### Your instructions
Your reply should repeat all records verbatim and contain no images.
(Supplied information)
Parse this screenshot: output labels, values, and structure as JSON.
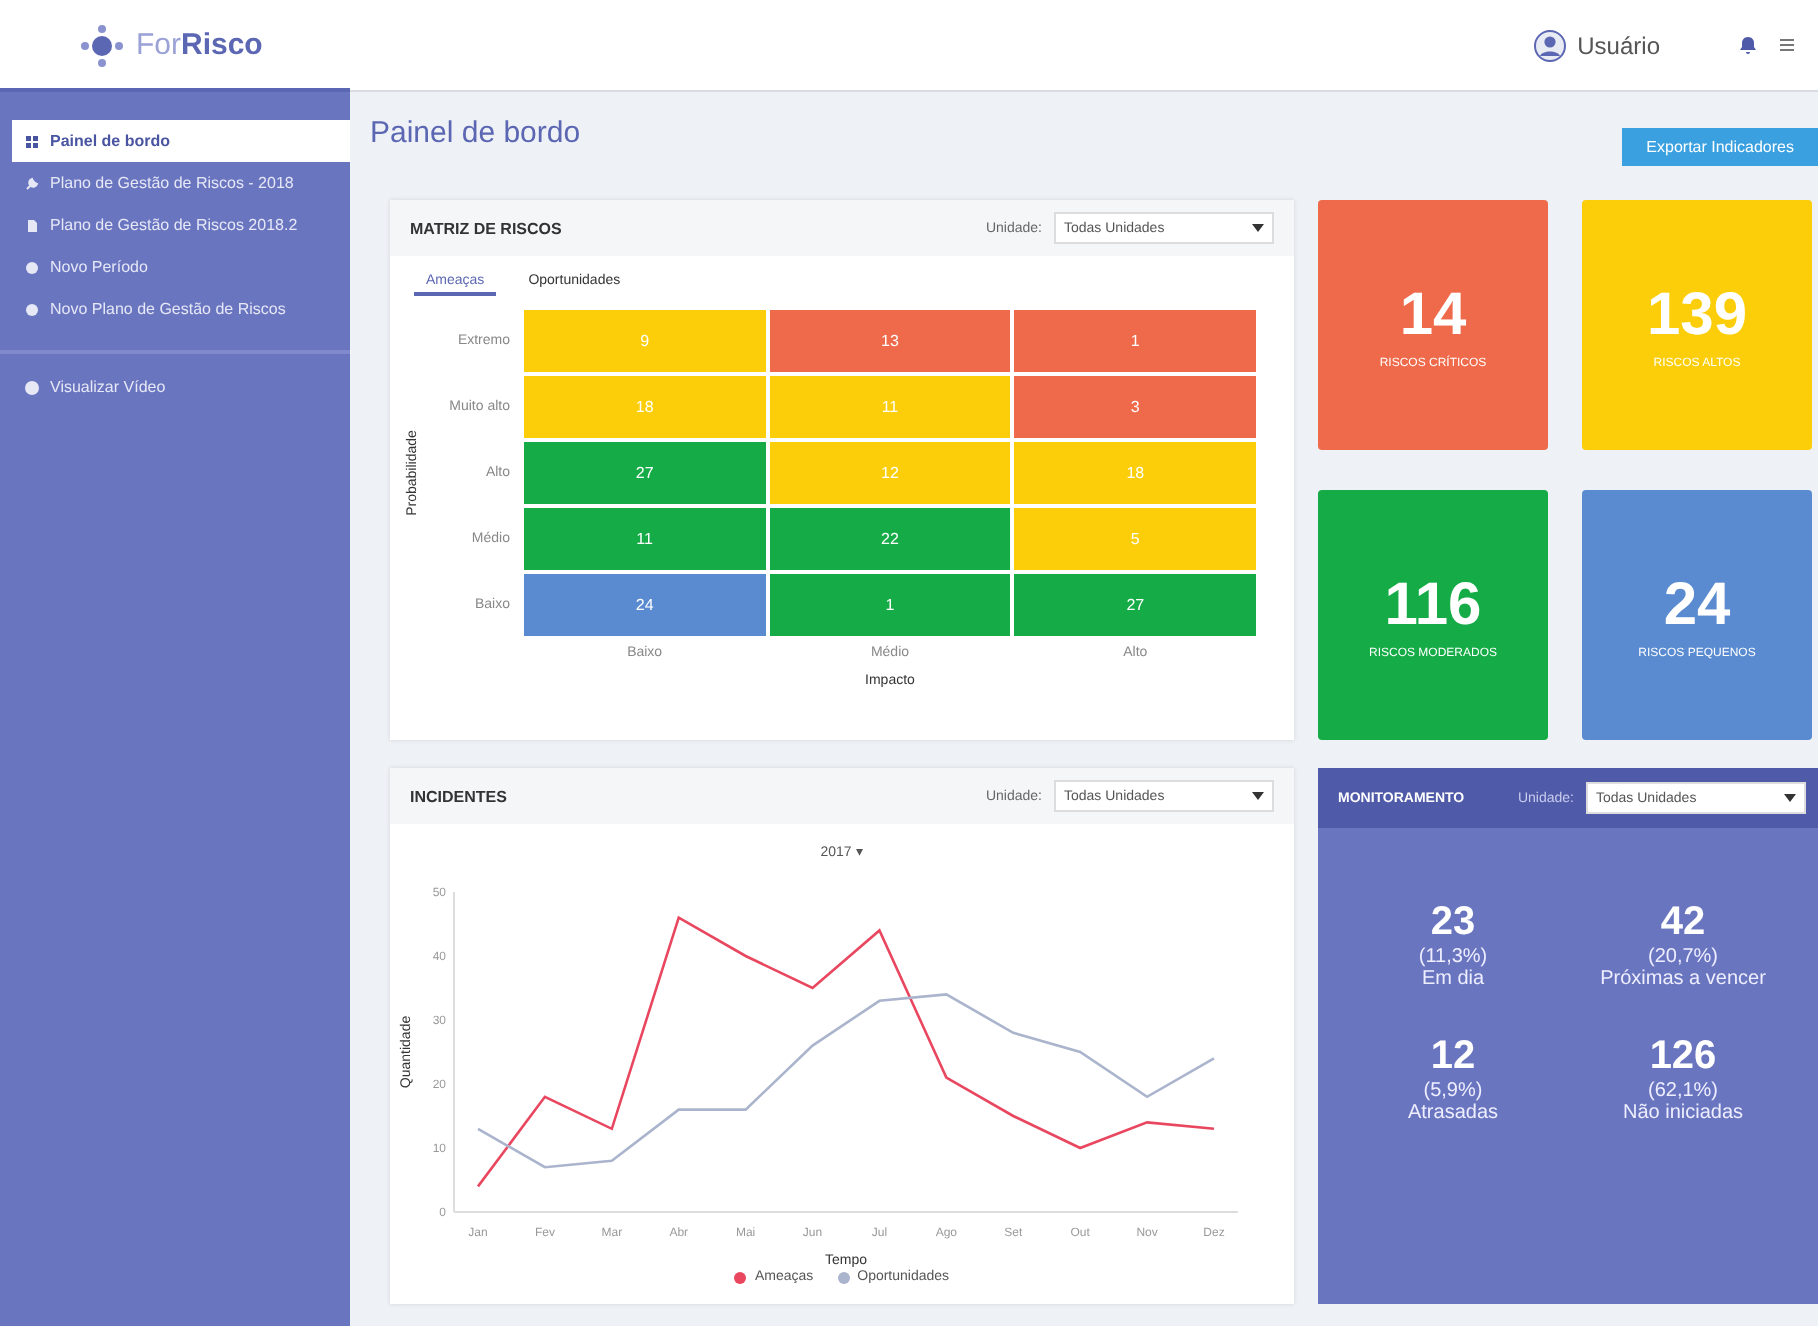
{
  "header": {
    "logo_prefix": "For",
    "logo_name": "Risco",
    "user": "Usuário"
  },
  "sidebar": {
    "items": [
      {
        "label": "Painel de bordo",
        "selected": true
      },
      {
        "label": "Plano de Gestão de Riscos - 2018",
        "selected": false
      },
      {
        "label": "Plano de Gestão de Riscos 2018.2",
        "selected": false
      },
      {
        "label": "Novo Período",
        "selected": false
      },
      {
        "label": "Novo Plano de Gestão de Riscos",
        "selected": false
      }
    ],
    "footer_items": [
      {
        "label": "Visualizar Vídeo",
        "selected": false
      }
    ]
  },
  "page_title": "Painel de bordo",
  "export_button": "Exportar Indicadores",
  "risk_matrix": {
    "title": "MATRIZ DE RISCOS",
    "filter_label": "Unidade:",
    "filter_value": "Todas Unidades",
    "tabs": [
      {
        "label": "Ameaças",
        "selected": true
      },
      {
        "label": "Oportunidades",
        "selected": false
      }
    ],
    "y_axis_label": "Probabilidade",
    "x_axis_label": "Impacto",
    "row_labels": [
      "Extremo",
      "Muito alto",
      "Alto",
      "Médio",
      "Baixo"
    ],
    "column_labels": [
      "Baixo",
      "Médio",
      "Alto"
    ],
    "rows": [
      {
        "cells": [
          {
            "value": "9",
            "color": "#fcce0a"
          },
          {
            "value": "13",
            "color": "#ee6a4a"
          },
          {
            "value": "1",
            "color": "#ee6a4a"
          }
        ]
      },
      {
        "cells": [
          {
            "value": "18",
            "color": "#fcce0a"
          },
          {
            "value": "11",
            "color": "#fcce0a"
          },
          {
            "value": "3",
            "color": "#ee6a4a"
          }
        ]
      },
      {
        "cells": [
          {
            "value": "27",
            "color": "#15ab46"
          },
          {
            "value": "12",
            "color": "#fcce0a"
          },
          {
            "value": "18",
            "color": "#fcce0a"
          }
        ]
      },
      {
        "cells": [
          {
            "value": "11",
            "color": "#15ab46"
          },
          {
            "value": "22",
            "color": "#15ab46"
          },
          {
            "value": "5",
            "color": "#fcce0a"
          }
        ]
      },
      {
        "cells": [
          {
            "value": "24",
            "color": "#5a8bd0"
          },
          {
            "value": "1",
            "color": "#15ab46"
          },
          {
            "value": "27",
            "color": "#15ab46"
          }
        ]
      }
    ]
  },
  "summary_cards": [
    {
      "value": "14",
      "label": "RISCOS CRÍTICOS",
      "color": "#ee6a4a"
    },
    {
      "value": "139",
      "label": "RISCOS ALTOS",
      "color": "#fcce0a"
    },
    {
      "value": "116",
      "label": "RISCOS MODERADOS",
      "color": "#15ab46"
    },
    {
      "value": "24",
      "label": "RISCOS PEQUENOS",
      "color": "#5a8bd0"
    }
  ],
  "incidents": {
    "title": "INCIDENTES",
    "filter_label": "Unidade:",
    "filter_value": "Todas Unidades",
    "period": "2017 ▾",
    "chart_data": {
      "type": "line",
      "xlabel": "Tempo",
      "ylabel": "Quantidade",
      "categories": [
        "Jan",
        "Fev",
        "Mar",
        "Abr",
        "Mai",
        "Jun",
        "Jul",
        "Ago",
        "Set",
        "Out",
        "Nov",
        "Dez"
      ],
      "ylim": [
        0,
        50
      ],
      "yticks": [
        0,
        10,
        20,
        30,
        40,
        50
      ],
      "series": [
        {
          "name": "Ameaças",
          "color": "#e8475f",
          "values": [
            4,
            18,
            13,
            46,
            40,
            35,
            44,
            21,
            15,
            10,
            14,
            13
          ]
        },
        {
          "name": "Oportunidades",
          "color": "#aab4cc",
          "values": [
            13,
            7,
            8,
            16,
            16,
            26,
            33,
            34,
            28,
            25,
            18,
            24
          ]
        }
      ]
    }
  },
  "monitoring": {
    "title": "MONITORAMENTO",
    "filter_label": "Unidade:",
    "filter_value": "Todas Unidades",
    "stats": [
      {
        "value": "23",
        "percent": "(11,3%)",
        "label": "Em dia"
      },
      {
        "value": "42",
        "percent": "(20,7%)",
        "label": "Próximas a vencer"
      },
      {
        "value": "12",
        "percent": "(5,9%)",
        "label": "Atrasadas"
      },
      {
        "value": "126",
        "percent": "(62,1%)",
        "label": "Não iniciadas"
      }
    ]
  }
}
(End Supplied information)
### Written reply
Parse this screenshot: output labels, values, and structure as JSON.
{
  "header": {
    "logo_prefix": "For",
    "logo_name": "Risco",
    "user": "Usuário"
  },
  "sidebar": {
    "items": [
      {
        "label": "Painel de bordo",
        "selected": true
      },
      {
        "label": "Plano de Gestão de Riscos - 2018",
        "selected": false
      },
      {
        "label": "Plano de Gestão de Riscos 2018.2",
        "selected": false
      },
      {
        "label": "Novo Período",
        "selected": false
      },
      {
        "label": "Novo Plano de Gestão de Riscos",
        "selected": false
      }
    ],
    "footer_items": [
      {
        "label": "Visualizar Vídeo",
        "selected": false
      }
    ]
  },
  "page_title": "Painel de bordo",
  "export_button": "Exportar Indicadores",
  "risk_matrix": {
    "title": "MATRIZ DE RISCOS",
    "filter_label": "Unidade:",
    "filter_value": "Todas Unidades",
    "tabs": [
      {
        "label": "Ameaças",
        "selected": true
      },
      {
        "label": "Oportunidades",
        "selected": false
      }
    ],
    "y_axis_label": "Probabilidade",
    "x_axis_label": "Impacto",
    "row_labels": [
      "Extremo",
      "Muito alto",
      "Alto",
      "Médio",
      "Baixo"
    ],
    "column_labels": [
      "Baixo",
      "Médio",
      "Alto"
    ],
    "rows": [
      {
        "cells": [
          {
            "value": "9",
            "color": "#fcce0a"
          },
          {
            "value": "13",
            "color": "#ee6a4a"
          },
          {
            "value": "1",
            "color": "#ee6a4a"
          }
        ]
      },
      {
        "cells": [
          {
            "value": "18",
            "color": "#fcce0a"
          },
          {
            "value": "11",
            "color": "#fcce0a"
          },
          {
            "value": "3",
            "color": "#ee6a4a"
          }
        ]
      },
      {
        "cells": [
          {
            "value": "27",
            "color": "#15ab46"
          },
          {
            "value": "12",
            "color": "#fcce0a"
          },
          {
            "value": "18",
            "color": "#fcce0a"
          }
        ]
      },
      {
        "cells": [
          {
            "value": "11",
            "color": "#15ab46"
          },
          {
            "value": "22",
            "color": "#15ab46"
          },
          {
            "value": "5",
            "color": "#fcce0a"
          }
        ]
      },
      {
        "cells": [
          {
            "value": "24",
            "color": "#5a8bd0"
          },
          {
            "value": "1",
            "color": "#15ab46"
          },
          {
            "value": "27",
            "color": "#15ab46"
          }
        ]
      }
    ]
  },
  "summary_cards": [
    {
      "value": "14",
      "label": "RISCOS CRÍTICOS",
      "color": "#ee6a4a"
    },
    {
      "value": "139",
      "label": "RISCOS ALTOS",
      "color": "#fcce0a"
    },
    {
      "value": "116",
      "label": "RISCOS MODERADOS",
      "color": "#15ab46"
    },
    {
      "value": "24",
      "label": "RISCOS PEQUENOS",
      "color": "#5a8bd0"
    }
  ],
  "incidents": {
    "title": "INCIDENTES",
    "filter_label": "Unidade:",
    "filter_value": "Todas Unidades",
    "period": "2017 ▾",
    "chart_data": {
      "type": "line",
      "xlabel": "Tempo",
      "ylabel": "Quantidade",
      "categories": [
        "Jan",
        "Fev",
        "Mar",
        "Abr",
        "Mai",
        "Jun",
        "Jul",
        "Ago",
        "Set",
        "Out",
        "Nov",
        "Dez"
      ],
      "ylim": [
        0,
        50
      ],
      "yticks": [
        0,
        10,
        20,
        30,
        40,
        50
      ],
      "series": [
        {
          "name": "Ameaças",
          "color": "#e8475f",
          "values": [
            4,
            18,
            13,
            46,
            40,
            35,
            44,
            21,
            15,
            10,
            14,
            13
          ]
        },
        {
          "name": "Oportunidades",
          "color": "#aab4cc",
          "values": [
            13,
            7,
            8,
            16,
            16,
            26,
            33,
            34,
            28,
            25,
            18,
            24
          ]
        }
      ]
    }
  },
  "monitoring": {
    "title": "MONITORAMENTO",
    "filter_label": "Unidade:",
    "filter_value": "Todas Unidades",
    "stats": [
      {
        "value": "23",
        "percent": "(11,3%)",
        "label": "Em dia"
      },
      {
        "value": "42",
        "percent": "(20,7%)",
        "label": "Próximas a vencer"
      },
      {
        "value": "12",
        "percent": "(5,9%)",
        "label": "Atrasadas"
      },
      {
        "value": "126",
        "percent": "(62,1%)",
        "label": "Não iniciadas"
      }
    ]
  }
}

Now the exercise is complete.